## Theorem

Let $n \in \Z_{>0}$ be a composite number such that $n = r s$, where $r, s \in \Z_{>1}$.

Then:

$\dfrac {\sigma \left({n}\right)} n > \dfrac {\sigma \left({r}\right)} r$

and consequently also:

$\dfrac {\sigma \left({n}\right)} n > \dfrac {\sigma \left({s}\right)} s$

where $\sigma \left({n}\right)$ denotes the $\sigma$ function of $n$.

That is, the abundancy index of a composite number is strictly greater than the abundancy index of its divisors.

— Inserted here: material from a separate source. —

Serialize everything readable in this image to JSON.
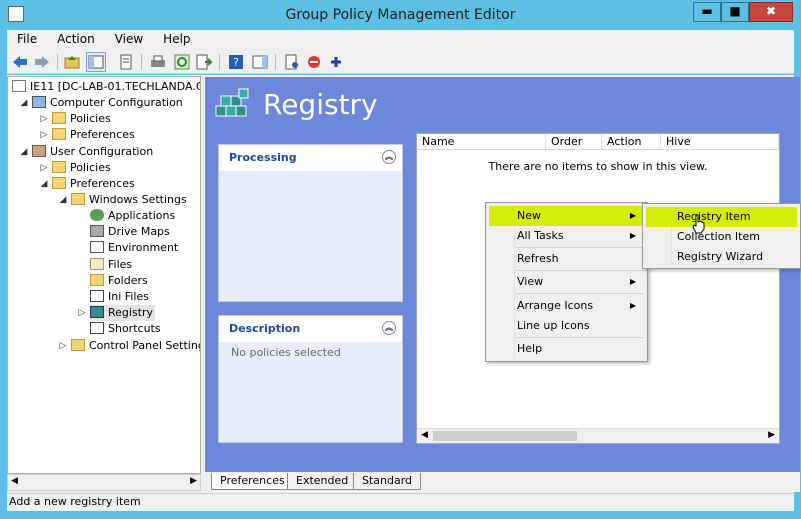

## Proof

Consider the divisors of $r$.

Let $d \mathrel \backslash r$, where $\backslash$ indicates divisibility.

We have that:

$d \mathrel \backslash n$

and also that:

$d s \mathrel \backslash n$

Thus:

 $\displaystyle \sigma \left({r}\right)$ $=$ $\displaystyle \sum_{d \mathop \backslash r} d$ $\displaystyle \leadsto \ \$ $\displaystyle s \sigma \left({r}\right)$ $=$ $\displaystyle \sum_{d s \mathop \backslash n} d s$ $\displaystyle \leadsto \ \$ $\displaystyle \sigma \left({n}\right)$ $>$ $\displaystyle \sum_{d s \mathop \backslash n} d s$ as numbers of the form $d s$ do not exhaust divisors of $n$: note $1 \mathrel \backslash n$ $\displaystyle \leadsto \ \$ $\displaystyle \dfrac {\sigma \left({n}\right)} n$ $>$ $\displaystyle \dfrac {s \sigma \left({r}\right)} n$ $\displaystyle$ $=$ $\displaystyle \dfrac {\sigma \left({r}\right)} {n / s}$ $\displaystyle$ $=$ $\displaystyle \dfrac {\sigma \left({r}\right)} r$

Similarly for $s$.

$\blacksquare$